Work required: Determine how many lines of the entries include the word "skiny", and report that number with no further text.
=== Extracted data ===
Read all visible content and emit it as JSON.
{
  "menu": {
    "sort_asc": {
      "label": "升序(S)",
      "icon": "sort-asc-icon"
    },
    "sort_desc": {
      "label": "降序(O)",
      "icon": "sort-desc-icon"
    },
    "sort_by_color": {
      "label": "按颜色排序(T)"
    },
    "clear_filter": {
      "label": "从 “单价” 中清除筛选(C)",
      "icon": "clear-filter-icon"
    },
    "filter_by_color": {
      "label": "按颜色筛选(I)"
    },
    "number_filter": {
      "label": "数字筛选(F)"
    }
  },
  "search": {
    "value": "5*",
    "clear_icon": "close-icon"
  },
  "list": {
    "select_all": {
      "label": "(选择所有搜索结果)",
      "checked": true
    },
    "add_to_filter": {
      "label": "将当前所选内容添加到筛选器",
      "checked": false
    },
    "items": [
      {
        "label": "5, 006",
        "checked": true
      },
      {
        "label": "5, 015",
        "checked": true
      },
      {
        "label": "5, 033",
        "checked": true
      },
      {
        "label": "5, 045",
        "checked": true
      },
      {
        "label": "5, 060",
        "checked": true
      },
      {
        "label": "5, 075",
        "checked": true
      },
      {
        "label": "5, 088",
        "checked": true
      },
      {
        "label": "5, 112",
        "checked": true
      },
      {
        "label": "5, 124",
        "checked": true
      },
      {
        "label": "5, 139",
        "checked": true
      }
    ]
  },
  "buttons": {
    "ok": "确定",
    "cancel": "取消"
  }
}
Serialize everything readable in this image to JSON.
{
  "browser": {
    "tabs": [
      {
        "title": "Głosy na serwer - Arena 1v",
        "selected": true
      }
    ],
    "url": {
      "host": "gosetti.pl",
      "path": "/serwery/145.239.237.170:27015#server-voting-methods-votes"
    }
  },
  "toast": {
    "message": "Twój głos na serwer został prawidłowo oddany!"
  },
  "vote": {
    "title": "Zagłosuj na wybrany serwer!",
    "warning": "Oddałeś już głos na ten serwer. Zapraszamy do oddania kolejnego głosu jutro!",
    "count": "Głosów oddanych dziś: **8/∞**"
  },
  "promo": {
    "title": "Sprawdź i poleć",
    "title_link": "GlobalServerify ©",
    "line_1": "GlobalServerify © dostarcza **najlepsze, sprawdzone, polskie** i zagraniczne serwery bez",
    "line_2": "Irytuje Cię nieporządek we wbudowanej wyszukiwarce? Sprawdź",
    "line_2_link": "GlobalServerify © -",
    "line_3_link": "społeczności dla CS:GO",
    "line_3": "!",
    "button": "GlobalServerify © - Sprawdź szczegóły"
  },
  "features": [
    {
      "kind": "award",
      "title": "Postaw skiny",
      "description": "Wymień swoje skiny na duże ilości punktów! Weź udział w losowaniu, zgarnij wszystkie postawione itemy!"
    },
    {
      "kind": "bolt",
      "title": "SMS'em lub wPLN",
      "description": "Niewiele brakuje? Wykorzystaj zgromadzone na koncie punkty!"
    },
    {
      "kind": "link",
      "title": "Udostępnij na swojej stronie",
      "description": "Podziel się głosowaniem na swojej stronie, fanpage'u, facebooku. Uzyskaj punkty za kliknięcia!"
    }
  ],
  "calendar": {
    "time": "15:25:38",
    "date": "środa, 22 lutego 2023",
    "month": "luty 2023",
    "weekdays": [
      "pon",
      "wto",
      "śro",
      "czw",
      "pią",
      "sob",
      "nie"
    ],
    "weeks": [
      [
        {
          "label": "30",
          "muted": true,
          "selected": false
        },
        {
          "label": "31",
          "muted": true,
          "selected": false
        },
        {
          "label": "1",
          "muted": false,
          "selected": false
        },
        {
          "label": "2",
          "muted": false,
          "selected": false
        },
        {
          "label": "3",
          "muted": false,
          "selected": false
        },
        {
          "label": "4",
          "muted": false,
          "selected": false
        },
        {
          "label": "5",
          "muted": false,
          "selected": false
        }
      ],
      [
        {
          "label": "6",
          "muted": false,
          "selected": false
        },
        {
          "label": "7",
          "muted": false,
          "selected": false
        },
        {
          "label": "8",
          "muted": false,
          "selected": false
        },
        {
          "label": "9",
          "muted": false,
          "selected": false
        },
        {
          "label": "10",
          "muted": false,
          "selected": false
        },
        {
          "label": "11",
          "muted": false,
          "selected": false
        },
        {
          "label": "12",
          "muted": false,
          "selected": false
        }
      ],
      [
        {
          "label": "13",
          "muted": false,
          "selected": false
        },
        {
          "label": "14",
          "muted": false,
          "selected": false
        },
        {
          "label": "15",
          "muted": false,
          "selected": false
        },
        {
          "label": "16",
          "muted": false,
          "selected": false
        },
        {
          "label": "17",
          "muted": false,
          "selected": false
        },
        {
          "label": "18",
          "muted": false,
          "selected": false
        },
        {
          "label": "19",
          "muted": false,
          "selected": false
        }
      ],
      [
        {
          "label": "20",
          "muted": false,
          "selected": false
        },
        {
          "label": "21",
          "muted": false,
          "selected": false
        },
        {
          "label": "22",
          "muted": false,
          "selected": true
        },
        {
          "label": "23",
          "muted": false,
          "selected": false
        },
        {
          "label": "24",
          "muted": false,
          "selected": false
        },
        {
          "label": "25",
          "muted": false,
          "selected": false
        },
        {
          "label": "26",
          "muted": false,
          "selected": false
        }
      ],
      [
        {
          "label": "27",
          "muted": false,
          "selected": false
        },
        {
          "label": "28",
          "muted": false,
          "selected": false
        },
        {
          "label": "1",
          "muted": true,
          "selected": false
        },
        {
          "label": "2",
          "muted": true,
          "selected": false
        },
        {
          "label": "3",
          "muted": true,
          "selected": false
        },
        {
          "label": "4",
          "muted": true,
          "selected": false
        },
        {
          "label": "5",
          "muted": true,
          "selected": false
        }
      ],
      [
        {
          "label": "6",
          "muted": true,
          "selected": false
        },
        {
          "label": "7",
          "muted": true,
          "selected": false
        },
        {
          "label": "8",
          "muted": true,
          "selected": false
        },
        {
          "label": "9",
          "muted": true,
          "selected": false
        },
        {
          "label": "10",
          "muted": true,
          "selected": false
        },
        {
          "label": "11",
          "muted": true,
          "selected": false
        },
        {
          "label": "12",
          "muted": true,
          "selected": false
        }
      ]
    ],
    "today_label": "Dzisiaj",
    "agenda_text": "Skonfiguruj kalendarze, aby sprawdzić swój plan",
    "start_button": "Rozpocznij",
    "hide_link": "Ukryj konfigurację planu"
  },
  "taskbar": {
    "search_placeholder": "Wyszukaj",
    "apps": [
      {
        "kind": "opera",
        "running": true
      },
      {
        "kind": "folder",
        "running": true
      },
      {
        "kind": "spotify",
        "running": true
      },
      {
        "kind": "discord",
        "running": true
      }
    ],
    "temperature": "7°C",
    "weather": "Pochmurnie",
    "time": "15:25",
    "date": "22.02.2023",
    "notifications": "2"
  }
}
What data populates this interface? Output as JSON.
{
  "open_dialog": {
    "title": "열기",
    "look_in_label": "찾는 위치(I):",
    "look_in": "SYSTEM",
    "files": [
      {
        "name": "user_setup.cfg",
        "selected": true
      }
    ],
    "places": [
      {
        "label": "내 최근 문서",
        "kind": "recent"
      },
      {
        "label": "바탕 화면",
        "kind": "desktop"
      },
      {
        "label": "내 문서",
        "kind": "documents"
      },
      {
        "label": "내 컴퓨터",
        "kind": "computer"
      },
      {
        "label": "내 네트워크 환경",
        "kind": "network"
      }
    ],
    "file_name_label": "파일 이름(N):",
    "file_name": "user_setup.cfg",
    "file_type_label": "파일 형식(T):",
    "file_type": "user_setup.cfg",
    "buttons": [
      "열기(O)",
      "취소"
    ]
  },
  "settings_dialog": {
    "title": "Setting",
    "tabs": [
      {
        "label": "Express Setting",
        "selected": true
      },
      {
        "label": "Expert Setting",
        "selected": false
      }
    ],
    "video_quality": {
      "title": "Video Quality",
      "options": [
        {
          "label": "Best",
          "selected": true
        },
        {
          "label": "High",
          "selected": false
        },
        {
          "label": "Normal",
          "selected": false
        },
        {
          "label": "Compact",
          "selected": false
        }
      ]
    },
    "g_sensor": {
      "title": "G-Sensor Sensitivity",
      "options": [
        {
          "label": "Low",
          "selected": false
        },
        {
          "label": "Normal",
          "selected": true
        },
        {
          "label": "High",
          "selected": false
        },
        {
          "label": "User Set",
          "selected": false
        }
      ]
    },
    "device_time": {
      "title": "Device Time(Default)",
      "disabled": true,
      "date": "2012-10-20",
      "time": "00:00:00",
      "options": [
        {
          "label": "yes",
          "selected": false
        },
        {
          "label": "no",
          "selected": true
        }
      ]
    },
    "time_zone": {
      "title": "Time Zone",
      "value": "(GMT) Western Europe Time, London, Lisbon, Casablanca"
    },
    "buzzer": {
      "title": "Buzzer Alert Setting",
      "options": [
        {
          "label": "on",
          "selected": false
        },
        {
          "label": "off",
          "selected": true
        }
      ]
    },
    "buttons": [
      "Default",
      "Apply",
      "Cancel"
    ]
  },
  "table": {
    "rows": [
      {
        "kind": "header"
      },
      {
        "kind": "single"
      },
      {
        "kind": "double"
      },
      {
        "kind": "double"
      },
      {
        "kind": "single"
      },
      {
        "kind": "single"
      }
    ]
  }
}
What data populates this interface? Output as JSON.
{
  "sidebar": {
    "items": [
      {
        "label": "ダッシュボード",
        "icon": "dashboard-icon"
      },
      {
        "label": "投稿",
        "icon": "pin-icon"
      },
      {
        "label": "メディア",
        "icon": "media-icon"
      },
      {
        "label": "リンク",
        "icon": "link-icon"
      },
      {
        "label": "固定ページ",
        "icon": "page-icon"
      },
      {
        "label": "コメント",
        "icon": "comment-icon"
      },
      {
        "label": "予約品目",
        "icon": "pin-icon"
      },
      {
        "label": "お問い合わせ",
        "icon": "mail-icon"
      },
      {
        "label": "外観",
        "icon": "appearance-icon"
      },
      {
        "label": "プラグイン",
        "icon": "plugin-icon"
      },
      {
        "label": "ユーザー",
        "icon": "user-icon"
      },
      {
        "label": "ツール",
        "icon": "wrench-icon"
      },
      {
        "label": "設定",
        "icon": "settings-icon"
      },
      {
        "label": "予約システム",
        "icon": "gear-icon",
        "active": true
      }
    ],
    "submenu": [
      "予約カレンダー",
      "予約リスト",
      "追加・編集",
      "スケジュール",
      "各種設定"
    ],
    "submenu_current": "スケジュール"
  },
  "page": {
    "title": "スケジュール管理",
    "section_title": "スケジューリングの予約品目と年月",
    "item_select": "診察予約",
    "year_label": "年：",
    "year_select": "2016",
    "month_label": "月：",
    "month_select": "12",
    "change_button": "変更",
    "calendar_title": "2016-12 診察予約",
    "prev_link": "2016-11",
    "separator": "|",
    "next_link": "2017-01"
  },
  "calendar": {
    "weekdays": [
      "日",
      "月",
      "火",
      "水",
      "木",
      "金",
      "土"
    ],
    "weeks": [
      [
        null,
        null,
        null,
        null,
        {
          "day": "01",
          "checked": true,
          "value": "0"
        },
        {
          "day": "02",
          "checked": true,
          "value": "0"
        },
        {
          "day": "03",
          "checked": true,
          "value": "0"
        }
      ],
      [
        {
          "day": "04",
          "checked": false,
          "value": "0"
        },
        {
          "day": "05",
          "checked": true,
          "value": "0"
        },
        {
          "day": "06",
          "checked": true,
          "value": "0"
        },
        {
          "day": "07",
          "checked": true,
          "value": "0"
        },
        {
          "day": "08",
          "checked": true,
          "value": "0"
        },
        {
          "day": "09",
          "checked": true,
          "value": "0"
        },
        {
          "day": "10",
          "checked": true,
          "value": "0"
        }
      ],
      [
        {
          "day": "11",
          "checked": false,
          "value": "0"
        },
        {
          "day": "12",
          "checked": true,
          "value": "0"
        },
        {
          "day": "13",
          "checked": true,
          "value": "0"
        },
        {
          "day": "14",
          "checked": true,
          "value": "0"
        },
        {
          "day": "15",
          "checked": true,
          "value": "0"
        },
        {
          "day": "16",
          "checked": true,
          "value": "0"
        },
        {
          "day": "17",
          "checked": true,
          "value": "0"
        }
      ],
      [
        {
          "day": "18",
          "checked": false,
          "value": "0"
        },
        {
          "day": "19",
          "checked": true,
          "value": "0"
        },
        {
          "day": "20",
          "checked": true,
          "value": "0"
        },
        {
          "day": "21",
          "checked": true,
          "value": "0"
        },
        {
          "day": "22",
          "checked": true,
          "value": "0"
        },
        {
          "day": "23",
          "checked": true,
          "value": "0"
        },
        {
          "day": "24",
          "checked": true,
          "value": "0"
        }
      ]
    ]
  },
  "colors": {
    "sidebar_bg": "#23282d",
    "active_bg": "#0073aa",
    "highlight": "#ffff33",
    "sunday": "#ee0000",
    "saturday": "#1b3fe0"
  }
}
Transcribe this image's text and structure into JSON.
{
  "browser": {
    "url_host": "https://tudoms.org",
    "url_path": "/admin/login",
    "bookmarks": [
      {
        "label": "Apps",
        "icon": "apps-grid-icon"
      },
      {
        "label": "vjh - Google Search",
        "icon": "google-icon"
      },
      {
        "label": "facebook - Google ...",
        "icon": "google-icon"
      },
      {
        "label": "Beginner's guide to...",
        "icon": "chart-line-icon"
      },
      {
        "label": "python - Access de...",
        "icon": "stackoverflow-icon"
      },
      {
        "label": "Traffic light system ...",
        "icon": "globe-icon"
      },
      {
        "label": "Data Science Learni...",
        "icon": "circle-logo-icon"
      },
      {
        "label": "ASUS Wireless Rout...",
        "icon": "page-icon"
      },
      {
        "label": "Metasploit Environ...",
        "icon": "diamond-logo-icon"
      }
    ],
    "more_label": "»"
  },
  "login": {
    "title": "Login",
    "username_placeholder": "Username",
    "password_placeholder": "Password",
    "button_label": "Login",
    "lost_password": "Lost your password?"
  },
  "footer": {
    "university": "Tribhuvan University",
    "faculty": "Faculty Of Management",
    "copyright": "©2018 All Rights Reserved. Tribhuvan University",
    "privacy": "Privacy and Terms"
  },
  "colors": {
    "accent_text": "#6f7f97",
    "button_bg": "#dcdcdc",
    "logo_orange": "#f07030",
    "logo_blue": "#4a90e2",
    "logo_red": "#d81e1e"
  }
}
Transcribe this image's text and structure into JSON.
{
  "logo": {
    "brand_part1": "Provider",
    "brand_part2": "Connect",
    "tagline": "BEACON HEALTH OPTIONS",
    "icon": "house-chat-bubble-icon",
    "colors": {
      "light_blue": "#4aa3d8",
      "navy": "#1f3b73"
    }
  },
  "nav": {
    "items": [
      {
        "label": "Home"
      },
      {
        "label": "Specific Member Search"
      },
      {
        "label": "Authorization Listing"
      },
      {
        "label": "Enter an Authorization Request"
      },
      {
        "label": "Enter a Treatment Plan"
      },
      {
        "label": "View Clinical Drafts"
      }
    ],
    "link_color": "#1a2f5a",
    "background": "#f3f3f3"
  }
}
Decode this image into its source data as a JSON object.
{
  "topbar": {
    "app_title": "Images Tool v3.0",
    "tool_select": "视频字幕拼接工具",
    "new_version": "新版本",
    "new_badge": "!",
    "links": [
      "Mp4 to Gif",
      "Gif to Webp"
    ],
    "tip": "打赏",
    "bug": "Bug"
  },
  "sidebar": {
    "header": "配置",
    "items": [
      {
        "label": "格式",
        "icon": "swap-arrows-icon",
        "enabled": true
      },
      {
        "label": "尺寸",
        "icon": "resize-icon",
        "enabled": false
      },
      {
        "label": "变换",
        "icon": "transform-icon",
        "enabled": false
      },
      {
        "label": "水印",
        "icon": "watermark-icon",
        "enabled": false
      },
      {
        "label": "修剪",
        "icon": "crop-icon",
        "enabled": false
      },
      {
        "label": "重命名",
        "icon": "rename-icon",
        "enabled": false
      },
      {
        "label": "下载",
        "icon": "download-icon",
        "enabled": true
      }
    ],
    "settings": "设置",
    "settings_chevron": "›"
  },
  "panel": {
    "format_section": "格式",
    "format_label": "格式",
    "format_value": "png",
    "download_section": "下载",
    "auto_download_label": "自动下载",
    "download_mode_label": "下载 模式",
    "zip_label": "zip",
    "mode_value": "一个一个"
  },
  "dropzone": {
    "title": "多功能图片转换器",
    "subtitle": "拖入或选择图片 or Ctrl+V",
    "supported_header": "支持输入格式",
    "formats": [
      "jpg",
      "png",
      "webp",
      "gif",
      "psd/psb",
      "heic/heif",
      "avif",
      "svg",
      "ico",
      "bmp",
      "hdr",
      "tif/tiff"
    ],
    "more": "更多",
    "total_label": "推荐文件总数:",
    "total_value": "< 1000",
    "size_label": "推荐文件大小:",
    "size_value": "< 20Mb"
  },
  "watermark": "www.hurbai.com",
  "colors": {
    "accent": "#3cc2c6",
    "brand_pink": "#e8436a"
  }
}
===
Your solution: 2